ACTIVITY | Reproduce the whole listing that follows, character for character, and drop the images.

DATA FOR REVIEW |

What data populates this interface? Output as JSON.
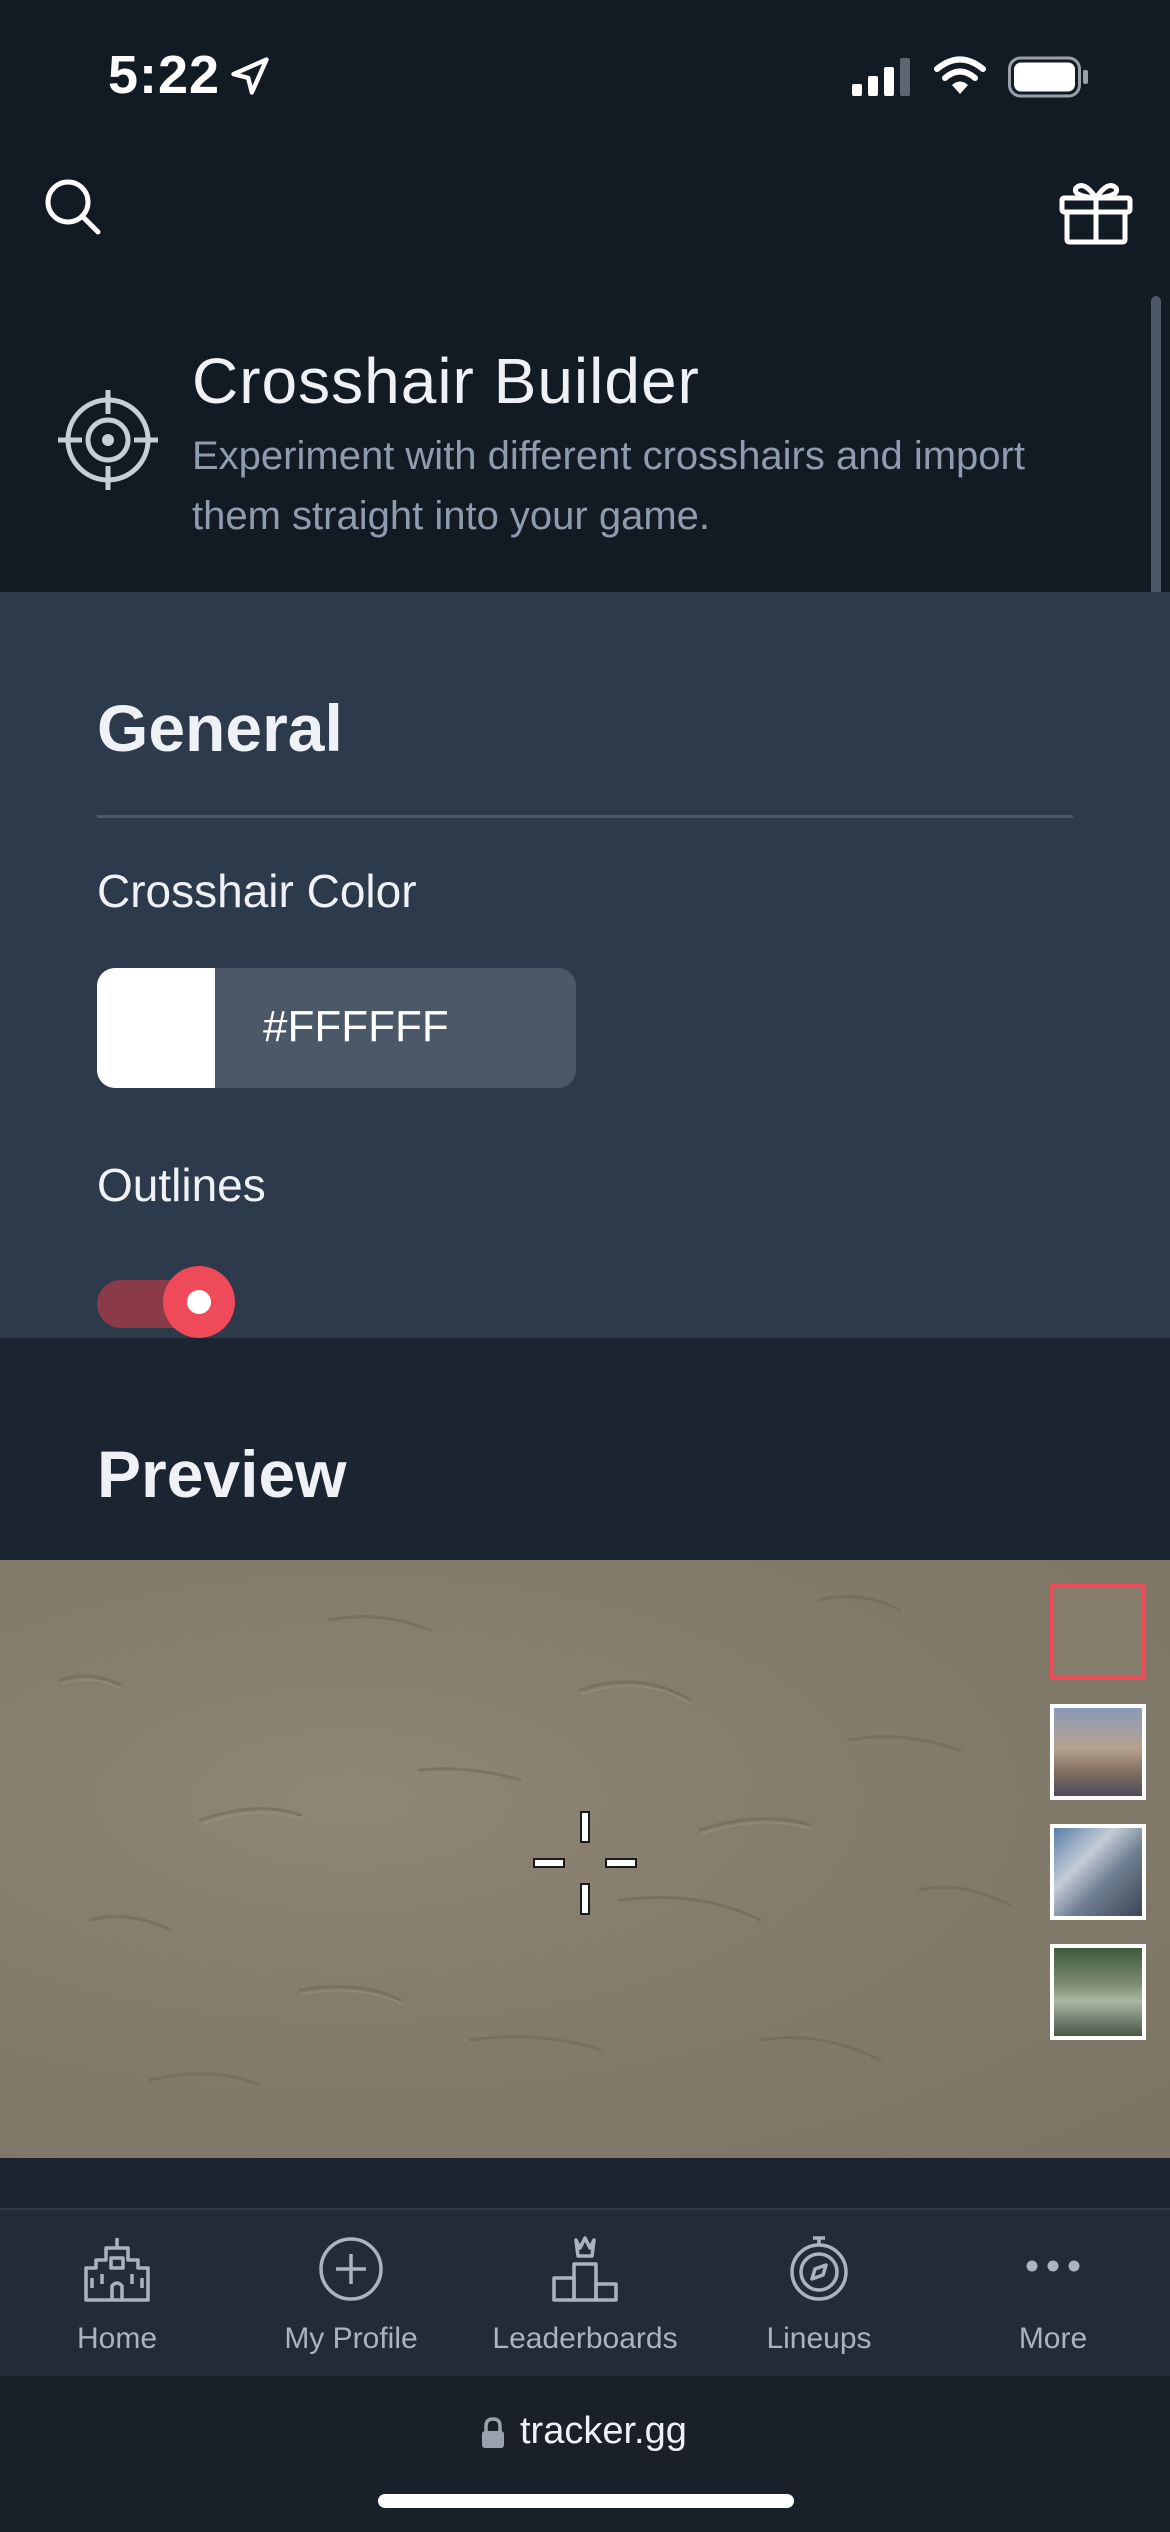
{
  "status_bar": {
    "time": "5:22"
  },
  "header": {
    "title": "Crosshair Builder",
    "subtitle": "Experiment with different crosshairs and import them straight into your game."
  },
  "general": {
    "title": "General",
    "color_label": "Crosshair Color",
    "color_value": "#FFFFFF",
    "outlines_label": "Outlines",
    "outlines_on": true
  },
  "preview": {
    "title": "Preview",
    "maps": [
      "plain",
      "map-1",
      "map-2",
      "map-3"
    ],
    "selected_map": 0
  },
  "nav": {
    "items": [
      {
        "label": "Home",
        "icon": "castle-icon"
      },
      {
        "label": "My Profile",
        "icon": "plus-circle-icon"
      },
      {
        "label": "Leaderboards",
        "icon": "podium-icon"
      },
      {
        "label": "Lineups",
        "icon": "compass-icon"
      },
      {
        "label": "More",
        "icon": "more-dots-icon"
      }
    ]
  },
  "browser": {
    "url": "tracker.gg"
  },
  "colors": {
    "accent": "#EF4A5A",
    "background": "#121A24",
    "panel": "#2C3A4B"
  }
}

REPLY |
What data populates this interface? Output as JSON.
{
  "status_bar": {
    "time": "5:22"
  },
  "header": {
    "title": "Crosshair Builder",
    "subtitle": "Experiment with different crosshairs and import them straight into your game."
  },
  "general": {
    "title": "General",
    "color_label": "Crosshair Color",
    "color_value": "#FFFFFF",
    "outlines_label": "Outlines",
    "outlines_on": true
  },
  "preview": {
    "title": "Preview",
    "maps": [
      "plain",
      "map-1",
      "map-2",
      "map-3"
    ],
    "selected_map": 0
  },
  "nav": {
    "items": [
      {
        "label": "Home",
        "icon": "castle-icon"
      },
      {
        "label": "My Profile",
        "icon": "plus-circle-icon"
      },
      {
        "label": "Leaderboards",
        "icon": "podium-icon"
      },
      {
        "label": "Lineups",
        "icon": "compass-icon"
      },
      {
        "label": "More",
        "icon": "more-dots-icon"
      }
    ]
  },
  "browser": {
    "url": "tracker.gg"
  },
  "colors": {
    "accent": "#EF4A5A",
    "background": "#121A24",
    "panel": "#2C3A4B"
  }
}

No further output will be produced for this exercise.